### [Task details]
In the entries below, find each line with the word "step" and pull it out.

### [Provided data]
╭──

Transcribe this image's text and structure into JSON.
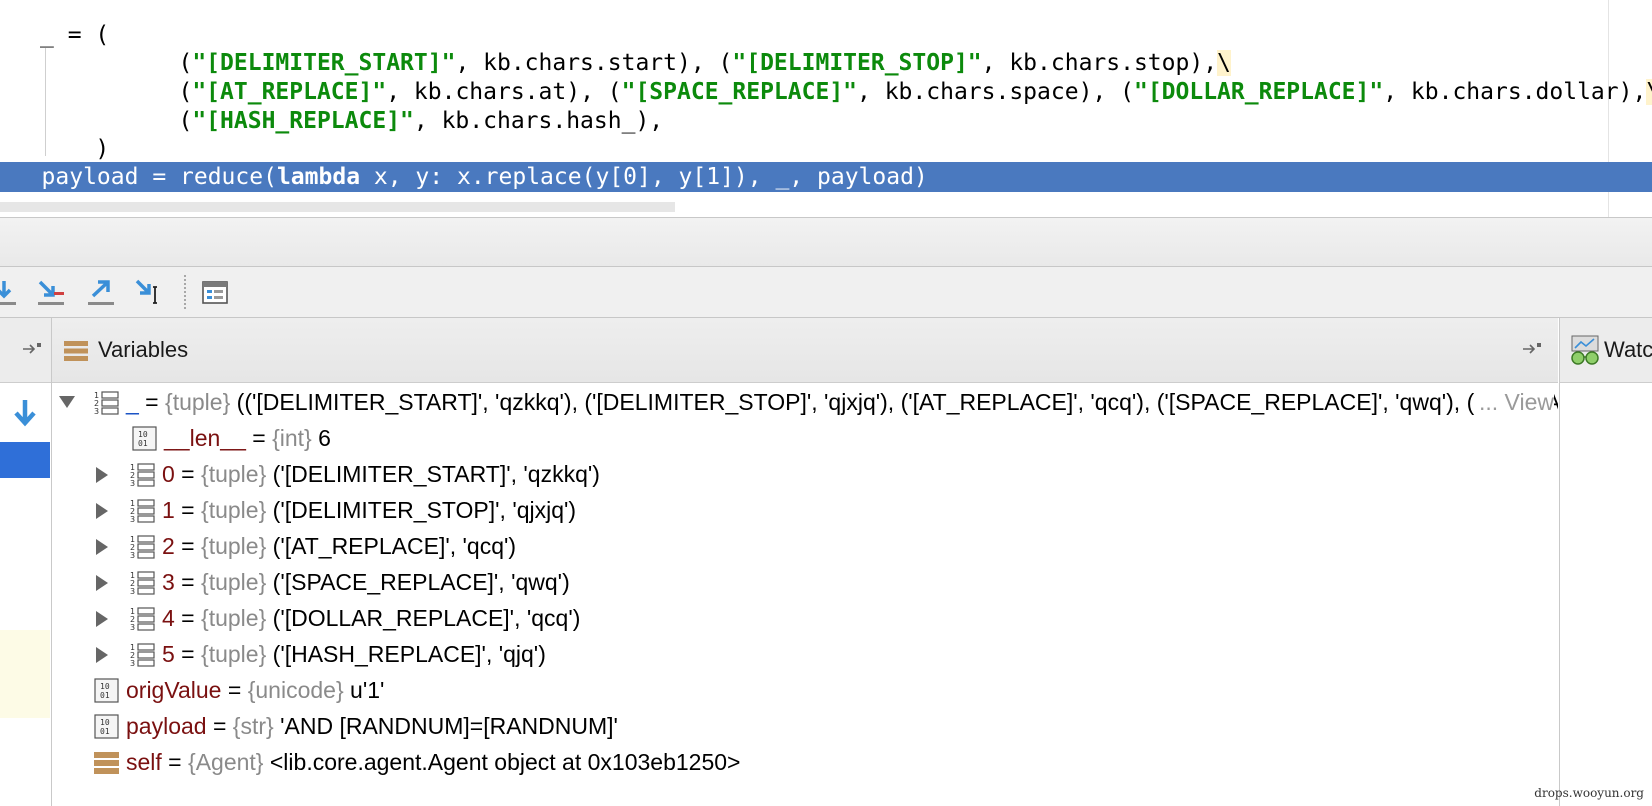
{
  "editor": {
    "lines": [
      [
        {
          "t": "_ = ("
        }
      ],
      [
        {
          "t": "          ("
        },
        {
          "t": "\"[DELIMITER_START]\"",
          "c": "str"
        },
        {
          "t": ", kb.chars.start), ("
        },
        {
          "t": "\"[DELIMITER_STOP]\"",
          "c": "str"
        },
        {
          "t": ", kb.chars.stop),"
        },
        {
          "t": "\\",
          "c": "bs"
        }
      ],
      [
        {
          "t": "          ("
        },
        {
          "t": "\"[AT_REPLACE]\"",
          "c": "str"
        },
        {
          "t": ", kb.chars.at), ("
        },
        {
          "t": "\"[SPACE_REPLACE]\"",
          "c": "str"
        },
        {
          "t": ", kb.chars.space), ("
        },
        {
          "t": "\"[DOLLAR_REPLACE]\"",
          "c": "str"
        },
        {
          "t": ", kb.chars.dollar),"
        },
        {
          "t": "\\",
          "c": "bs"
        }
      ],
      [
        {
          "t": "          ("
        },
        {
          "t": "\"[HASH_REPLACE]\"",
          "c": "str"
        },
        {
          "t": ", kb.chars.hash_),"
        }
      ],
      [
        {
          "t": "    )"
        }
      ],
      [
        {
          "t": "   payload = reduce("
        },
        {
          "t": "lambda",
          "c": "kw"
        },
        {
          "t": " x, y: x.replace(y[0], y[1]), _, payload)"
        }
      ]
    ],
    "current_line": 5
  },
  "variables": {
    "title": "Variables",
    "rows": [
      {
        "toggle": "expanded",
        "icon": "list",
        "name": "_",
        "name_style": "link",
        "type": "{tuple}",
        "value": "(('[DELIMITER_START]', 'qzkkq'), ('[DELIMITER_STOP]', 'qjxjq'), ('[AT_REPLACE]', 'qcq'), ('[SPACE_REPLACE]', 'qwq'), ('[DOLLAR_REPLACE]', 'qcq'), ('[HASH_REPLACE]', 'qjq'))",
        "more": "... View",
        "depth": 0
      },
      {
        "toggle": "none",
        "icon": "primitive",
        "name": "__len__",
        "type": "{int}",
        "value": "6",
        "depth": 1
      },
      {
        "toggle": "collapsed",
        "icon": "list",
        "name": "0",
        "type": "{tuple}",
        "value": "('[DELIMITER_START]', 'qzkkq')",
        "depth": 1
      },
      {
        "toggle": "collapsed",
        "icon": "list",
        "name": "1",
        "type": "{tuple}",
        "value": "('[DELIMITER_STOP]', 'qjxjq')",
        "depth": 1
      },
      {
        "toggle": "collapsed",
        "icon": "list",
        "name": "2",
        "type": "{tuple}",
        "value": "('[AT_REPLACE]', 'qcq')",
        "depth": 1
      },
      {
        "toggle": "collapsed",
        "icon": "list",
        "name": "3",
        "type": "{tuple}",
        "value": "('[SPACE_REPLACE]', 'qwq')",
        "depth": 1
      },
      {
        "toggle": "collapsed",
        "icon": "list",
        "name": "4",
        "type": "{tuple}",
        "value": "('[DOLLAR_REPLACE]', 'qcq')",
        "depth": 1
      },
      {
        "toggle": "collapsed",
        "icon": "list",
        "name": "5",
        "type": "{tuple}",
        "value": "('[HASH_REPLACE]', 'qjq')",
        "depth": 1
      },
      {
        "toggle": "none",
        "icon": "primitive",
        "name": "origValue",
        "type": "{unicode}",
        "value": "u'1'",
        "depth": 0
      },
      {
        "toggle": "none",
        "icon": "primitive",
        "name": "payload",
        "type": "{str}",
        "value": "'AND [RANDNUM]=[RANDNUM]'",
        "depth": 0
      },
      {
        "toggle": "none",
        "icon": "object",
        "name": "self",
        "type": "{Agent}",
        "value": "<lib.core.agent.Agent object at 0x103eb1250>",
        "depth": 0
      }
    ]
  },
  "toolbar": {
    "icons": [
      "step-over-icon",
      "step-into-icon",
      "force-step-into-icon",
      "step-out-icon",
      "run-to-cursor-icon",
      "evaluate-expression-icon"
    ]
  },
  "watches": {
    "title": "Watches"
  },
  "watermark": "drops.wooyun.org",
  "colors": {
    "selection": "#4a79bf",
    "string_literal": "#0c8a0c",
    "var_name": "#7a1010",
    "type_hint": "#8a8a8a",
    "frame_selected": "#2f6fd8"
  }
}
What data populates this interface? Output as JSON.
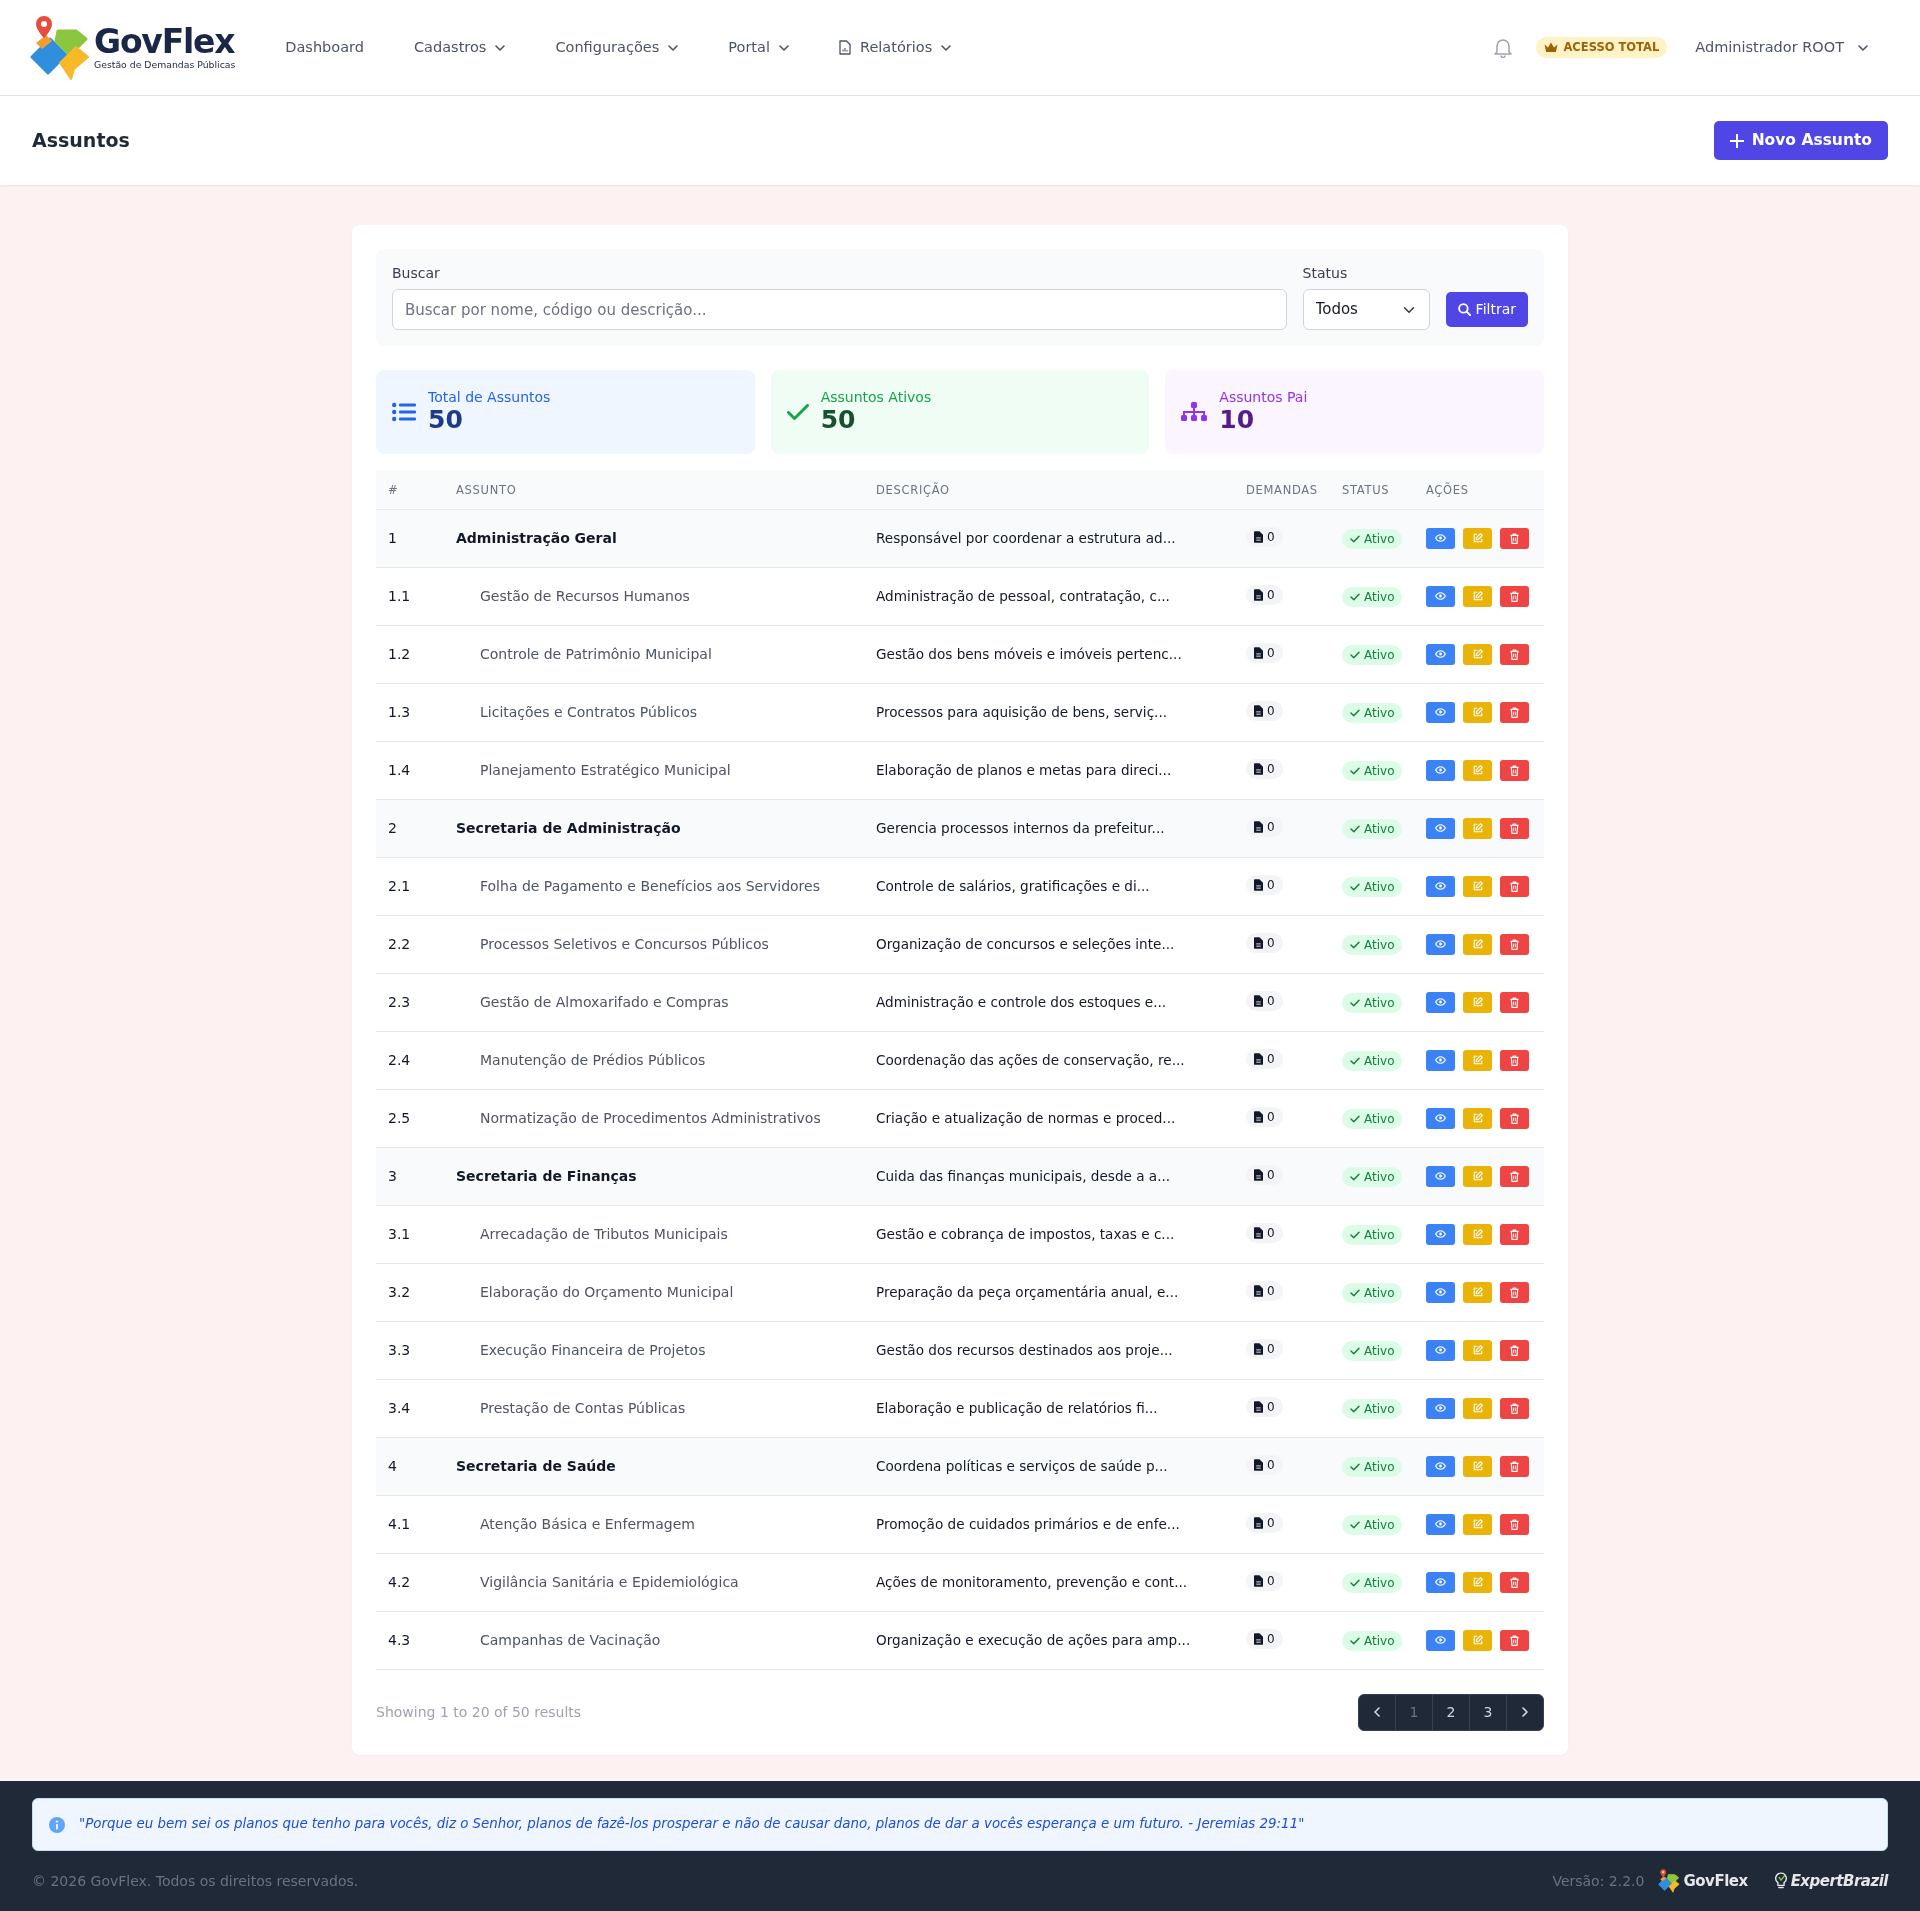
{
  "navbar": {
    "brand": {
      "name": "GovFlex",
      "tagline": "Gestão de Demandas Públicas"
    },
    "menu": [
      {
        "label": "Dashboard",
        "dropdown": false,
        "icon": false
      },
      {
        "label": "Cadastros",
        "dropdown": true,
        "icon": false
      },
      {
        "label": "Configurações",
        "dropdown": true,
        "icon": false
      },
      {
        "label": "Portal",
        "dropdown": true,
        "icon": false
      },
      {
        "label": "Relatórios",
        "dropdown": true,
        "icon": true
      }
    ],
    "access_badge": "ACESSO TOTAL",
    "user": "Administrador ROOT"
  },
  "page_header": {
    "title": "Assuntos",
    "action": "Novo Assunto"
  },
  "filters": {
    "search": {
      "label": "Buscar",
      "placeholder": "Buscar por nome, código ou descrição..."
    },
    "status": {
      "label": "Status",
      "value": "Todos"
    },
    "submit": "Filtrar"
  },
  "stats": [
    {
      "kind": "total",
      "label": "Total de Assuntos",
      "value": "50"
    },
    {
      "kind": "active",
      "label": "Assuntos Ativos",
      "value": "50"
    },
    {
      "kind": "parent",
      "label": "Assuntos Pai",
      "value": "10"
    }
  ],
  "table": {
    "columns": [
      "#",
      "ASSUNTO",
      "DESCRIÇÃO",
      "DEMANDAS",
      "STATUS",
      "AÇÕES"
    ],
    "rows": [
      {
        "code": "1",
        "name": "Administração Geral",
        "description": "Responsável por coordenar a estrutura ad...",
        "demands": "0",
        "status": "Ativo",
        "children": [
          {
            "code": "1.1",
            "name": "Gestão de Recursos Humanos",
            "description": "Administração de pessoal, contratação, c...",
            "demands": "0",
            "status": "Ativo"
          },
          {
            "code": "1.2",
            "name": "Controle de Patrimônio Municipal",
            "description": "Gestão dos bens móveis e imóveis pertenc...",
            "demands": "0",
            "status": "Ativo"
          },
          {
            "code": "1.3",
            "name": "Licitações e Contratos Públicos",
            "description": "Processos para aquisição de bens, serviç...",
            "demands": "0",
            "status": "Ativo"
          },
          {
            "code": "1.4",
            "name": "Planejamento Estratégico Municipal",
            "description": "Elaboração de planos e metas para direci...",
            "demands": "0",
            "status": "Ativo"
          }
        ]
      },
      {
        "code": "2",
        "name": "Secretaria de Administração",
        "description": "Gerencia processos internos da prefeitur...",
        "demands": "0",
        "status": "Ativo",
        "children": [
          {
            "code": "2.1",
            "name": "Folha de Pagamento e Benefícios aos Servidores",
            "description": "Controle de salários, gratificações e di...",
            "demands": "0",
            "status": "Ativo"
          },
          {
            "code": "2.2",
            "name": "Processos Seletivos e Concursos Públicos",
            "description": "Organização de concursos e seleções inte...",
            "demands": "0",
            "status": "Ativo"
          },
          {
            "code": "2.3",
            "name": "Gestão de Almoxarifado e Compras",
            "description": "Administração e controle dos estoques e...",
            "demands": "0",
            "status": "Ativo"
          },
          {
            "code": "2.4",
            "name": "Manutenção de Prédios Públicos",
            "description": "Coordenação das ações de conservação, re...",
            "demands": "0",
            "status": "Ativo"
          },
          {
            "code": "2.5",
            "name": "Normatização de Procedimentos Administrativos",
            "description": "Criação e atualização de normas e proced...",
            "demands": "0",
            "status": "Ativo"
          }
        ]
      },
      {
        "code": "3",
        "name": "Secretaria de Finanças",
        "description": "Cuida das finanças municipais, desde a a...",
        "demands": "0",
        "status": "Ativo",
        "children": [
          {
            "code": "3.1",
            "name": "Arrecadação de Tributos Municipais",
            "description": "Gestão e cobrança de impostos, taxas e c...",
            "demands": "0",
            "status": "Ativo"
          },
          {
            "code": "3.2",
            "name": "Elaboração do Orçamento Municipal",
            "description": "Preparação da peça orçamentária anual, e...",
            "demands": "0",
            "status": "Ativo"
          },
          {
            "code": "3.3",
            "name": "Execução Financeira de Projetos",
            "description": "Gestão dos recursos destinados aos proje...",
            "demands": "0",
            "status": "Ativo"
          },
          {
            "code": "3.4",
            "name": "Prestação de Contas Públicas",
            "description": "Elaboração e publicação de relatórios fi...",
            "demands": "0",
            "status": "Ativo"
          }
        ]
      },
      {
        "code": "4",
        "name": "Secretaria de Saúde",
        "description": "Coordena políticas e serviços de saúde p...",
        "demands": "0",
        "status": "Ativo",
        "children": [
          {
            "code": "4.1",
            "name": "Atenção Básica e Enfermagem",
            "description": "Promoção de cuidados primários e de enfe...",
            "demands": "0",
            "status": "Ativo"
          },
          {
            "code": "4.2",
            "name": "Vigilância Sanitária e Epidemiológica",
            "description": "Ações de monitoramento, prevenção e cont...",
            "demands": "0",
            "status": "Ativo"
          },
          {
            "code": "4.3",
            "name": "Campanhas de Vacinação",
            "description": "Organização e execução de ações para amp...",
            "demands": "0",
            "status": "Ativo"
          }
        ]
      }
    ]
  },
  "pagination": {
    "summary": "Showing 1 to 20 of 50 results",
    "pages": [
      {
        "label": "1",
        "selected": true
      },
      {
        "label": "2",
        "selected": false
      },
      {
        "label": "3",
        "selected": false
      }
    ]
  },
  "footer": {
    "verse": "\"Porque eu bem sei os planos que tenho para vocês, diz o Senhor, planos de fazê-los prosperar e não de causar dano, planos de dar a vocês esperança e um futuro. - Jeremias 29:11\"",
    "copyright": "© 2026 GovFlex. Todos os direitos reservados.",
    "version": "Versão: 2.2.0",
    "brands": [
      {
        "kind": "govflex",
        "name": "GovFlex"
      },
      {
        "kind": "expert",
        "name": "ExpertBrazil"
      }
    ]
  }
}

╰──

### [Response below]
      "step-over-icon",
      "step-into-icon",
      "force-step-into-icon",
      "step-out-icon",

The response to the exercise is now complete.